One of the criticisms of the study was that it confounded audio differences between cables with differences between the topologies inherent in balanced vs single-ended designs. The author clearly stated that he was trying to maximize the opportunity to find a difference since prior double-blind studies had been so inconsistent when comparing the sound of different cables. The author, Milind Kunchur from the University of South Carolina, has done further follow-up analyses and concluded that the sound differences identified were primarily due to the differences between the interconnects themselves and not due to one cable being balanced XLR and the other being unbalanced RCA. (Links to the supplemental analyses can be found on Kunchur’s website through the U. of S. Carolina.)
The study includes good descriptions about why prior ABX paradigms have shown inconsistent results when comparing cables, which led Kunchur to use longer listening sessions, a washout period between listening trials to reduce recall from one music sample presentation from bleeding into another, and other efforts to minimize the listening fatigue that plagues traditional ABX studies. The use of double-blind testing was employed by Kunchur to minimize bias in the listening trials.
For the two interconnects used in this study, listeners could hear a difference between the interconnects despite the fact that the measured frequency response of the cables was nearly identical. Electrical differences were identified, however, in how each cable handled noise, and Kunchur has a separate paper that discusses between-cable differences in the time domain as well.
I think this is a useful study that is worth reading for anyone interested in developing a better understanding of how audio interconnects can differ and how to do blind testing of cables (or other gear) without repeating past mistakes.
There is certainly no shortage of critics.
In the forum linked in the References the author addressed some of his critics with a statement pointing out knowledge is accumulated stepwise.
“Knowledge generation in research is, by its nature, a stochastic and fragmentary process. A neatly tied up final result cannot be ordered from a menu. Each work contributes pieces to the puzzle, which gradually coalesce to form a complete picture.”
That’s a great article. I almost understood it. Sadly, I never paid attention in science. I probably should have. I also cursed a lot.
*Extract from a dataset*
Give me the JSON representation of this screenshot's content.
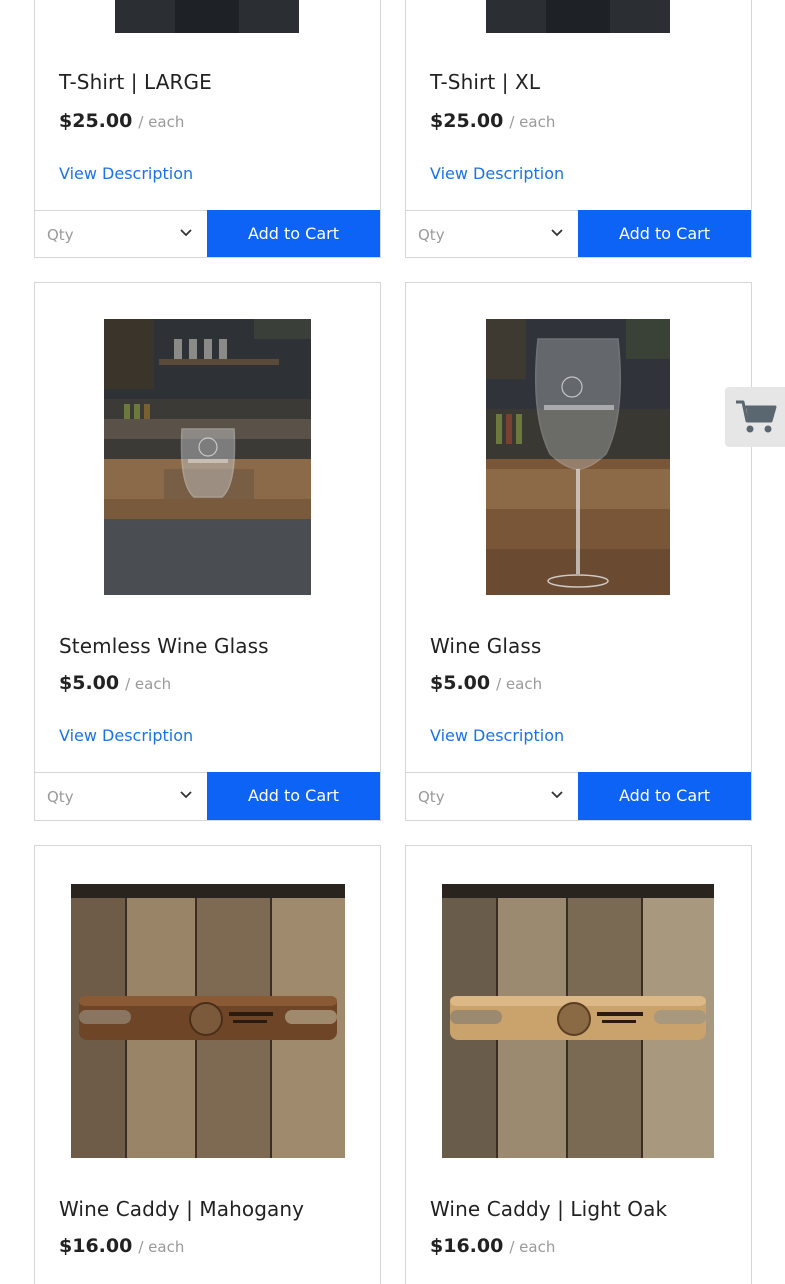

I probably shouldn’t have. My mother said I should’ve been a sailor. Today, I still don’t understand science, really, and I still curse a lot. This combined is probably why cable science to me is a lowest common denominator when I’m experimenting with cables:
“________ this sounds _______ good.”
“______ what the ______ is wrong with these ______ cables? It sounds like _____!”